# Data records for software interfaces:
◆ ◆ ◆ ◆
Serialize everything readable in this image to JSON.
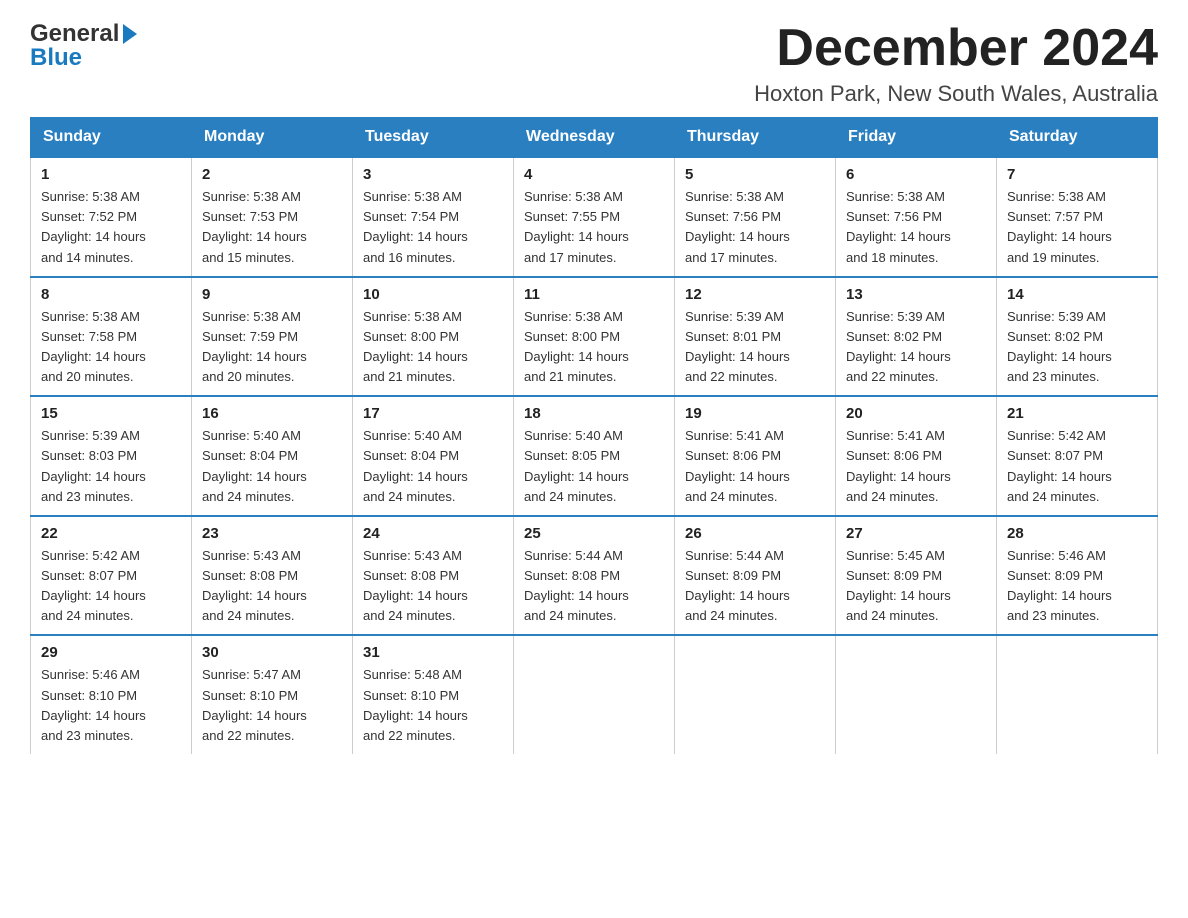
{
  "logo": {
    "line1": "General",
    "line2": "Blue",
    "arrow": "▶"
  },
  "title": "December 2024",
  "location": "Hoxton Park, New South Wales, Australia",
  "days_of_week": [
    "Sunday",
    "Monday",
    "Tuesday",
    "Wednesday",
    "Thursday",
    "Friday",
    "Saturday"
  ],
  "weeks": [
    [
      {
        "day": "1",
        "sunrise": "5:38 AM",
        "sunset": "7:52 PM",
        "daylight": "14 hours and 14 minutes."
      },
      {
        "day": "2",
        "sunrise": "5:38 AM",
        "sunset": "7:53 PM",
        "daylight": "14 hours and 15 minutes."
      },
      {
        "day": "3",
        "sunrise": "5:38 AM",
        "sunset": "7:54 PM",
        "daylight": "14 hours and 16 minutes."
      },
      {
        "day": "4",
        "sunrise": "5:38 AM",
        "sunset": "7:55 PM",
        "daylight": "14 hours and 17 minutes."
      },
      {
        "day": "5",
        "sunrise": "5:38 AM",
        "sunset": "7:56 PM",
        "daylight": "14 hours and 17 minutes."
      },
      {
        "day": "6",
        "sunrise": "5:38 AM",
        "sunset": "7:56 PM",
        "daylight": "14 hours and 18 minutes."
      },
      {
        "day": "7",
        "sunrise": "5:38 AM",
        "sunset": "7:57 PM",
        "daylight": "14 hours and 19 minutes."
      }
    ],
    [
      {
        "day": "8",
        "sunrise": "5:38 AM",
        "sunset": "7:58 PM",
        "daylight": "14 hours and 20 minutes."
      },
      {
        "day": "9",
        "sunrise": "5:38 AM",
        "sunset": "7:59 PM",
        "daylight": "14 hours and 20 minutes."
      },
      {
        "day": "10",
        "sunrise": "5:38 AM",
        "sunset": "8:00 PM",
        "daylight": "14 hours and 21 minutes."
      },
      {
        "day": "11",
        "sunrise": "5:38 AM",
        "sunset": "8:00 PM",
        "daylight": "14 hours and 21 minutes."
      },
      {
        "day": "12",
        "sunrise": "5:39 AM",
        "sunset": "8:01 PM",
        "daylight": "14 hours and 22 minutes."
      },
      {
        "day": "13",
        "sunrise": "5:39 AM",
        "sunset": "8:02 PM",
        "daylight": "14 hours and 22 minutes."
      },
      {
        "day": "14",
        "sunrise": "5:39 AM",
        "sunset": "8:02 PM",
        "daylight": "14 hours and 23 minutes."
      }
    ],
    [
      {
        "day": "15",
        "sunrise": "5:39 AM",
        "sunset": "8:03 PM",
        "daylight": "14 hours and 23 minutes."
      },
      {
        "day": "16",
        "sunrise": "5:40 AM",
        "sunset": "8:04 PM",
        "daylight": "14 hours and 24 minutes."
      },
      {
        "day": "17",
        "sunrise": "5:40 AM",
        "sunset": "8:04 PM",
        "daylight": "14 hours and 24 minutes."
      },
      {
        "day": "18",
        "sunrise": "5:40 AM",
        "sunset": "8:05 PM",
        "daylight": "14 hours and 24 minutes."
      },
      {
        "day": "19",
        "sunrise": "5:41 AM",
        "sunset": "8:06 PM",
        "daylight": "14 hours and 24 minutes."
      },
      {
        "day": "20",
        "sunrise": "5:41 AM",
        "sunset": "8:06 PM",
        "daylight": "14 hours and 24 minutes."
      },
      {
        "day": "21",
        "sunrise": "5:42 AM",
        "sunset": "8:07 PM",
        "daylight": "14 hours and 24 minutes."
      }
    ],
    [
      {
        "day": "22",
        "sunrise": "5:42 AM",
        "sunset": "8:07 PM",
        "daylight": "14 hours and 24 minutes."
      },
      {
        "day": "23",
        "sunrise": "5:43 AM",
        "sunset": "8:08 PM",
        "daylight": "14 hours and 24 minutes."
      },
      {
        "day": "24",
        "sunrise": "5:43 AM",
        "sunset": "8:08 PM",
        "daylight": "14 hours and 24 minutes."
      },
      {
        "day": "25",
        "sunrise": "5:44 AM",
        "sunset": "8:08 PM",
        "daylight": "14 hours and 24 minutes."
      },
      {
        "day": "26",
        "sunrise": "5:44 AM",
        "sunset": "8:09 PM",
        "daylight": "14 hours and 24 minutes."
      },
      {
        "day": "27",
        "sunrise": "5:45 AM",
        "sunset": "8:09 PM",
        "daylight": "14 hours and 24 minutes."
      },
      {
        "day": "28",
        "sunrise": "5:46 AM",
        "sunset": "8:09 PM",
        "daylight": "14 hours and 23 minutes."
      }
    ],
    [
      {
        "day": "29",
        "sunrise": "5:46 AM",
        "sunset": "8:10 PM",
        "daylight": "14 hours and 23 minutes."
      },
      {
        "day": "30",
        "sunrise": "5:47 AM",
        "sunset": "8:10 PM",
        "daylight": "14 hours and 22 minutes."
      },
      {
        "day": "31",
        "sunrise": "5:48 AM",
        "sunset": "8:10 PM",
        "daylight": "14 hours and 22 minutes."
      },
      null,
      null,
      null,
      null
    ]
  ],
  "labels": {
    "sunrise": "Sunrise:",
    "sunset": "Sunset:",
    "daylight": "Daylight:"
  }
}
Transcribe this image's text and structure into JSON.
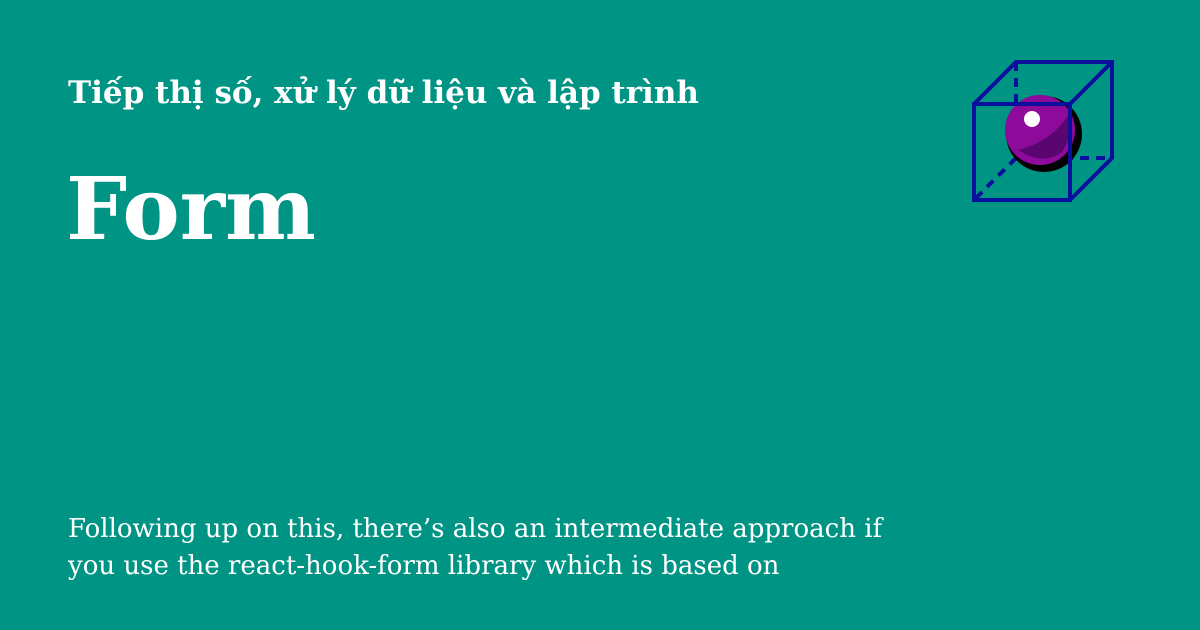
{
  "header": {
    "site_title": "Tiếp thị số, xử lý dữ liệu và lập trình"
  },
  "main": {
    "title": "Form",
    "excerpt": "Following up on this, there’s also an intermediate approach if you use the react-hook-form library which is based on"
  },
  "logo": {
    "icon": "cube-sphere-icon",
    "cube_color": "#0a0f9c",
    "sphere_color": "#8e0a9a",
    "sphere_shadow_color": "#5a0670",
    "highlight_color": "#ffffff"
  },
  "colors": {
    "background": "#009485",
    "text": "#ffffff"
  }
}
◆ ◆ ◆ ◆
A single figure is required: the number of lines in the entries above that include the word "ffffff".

# Answer for this exercise:
2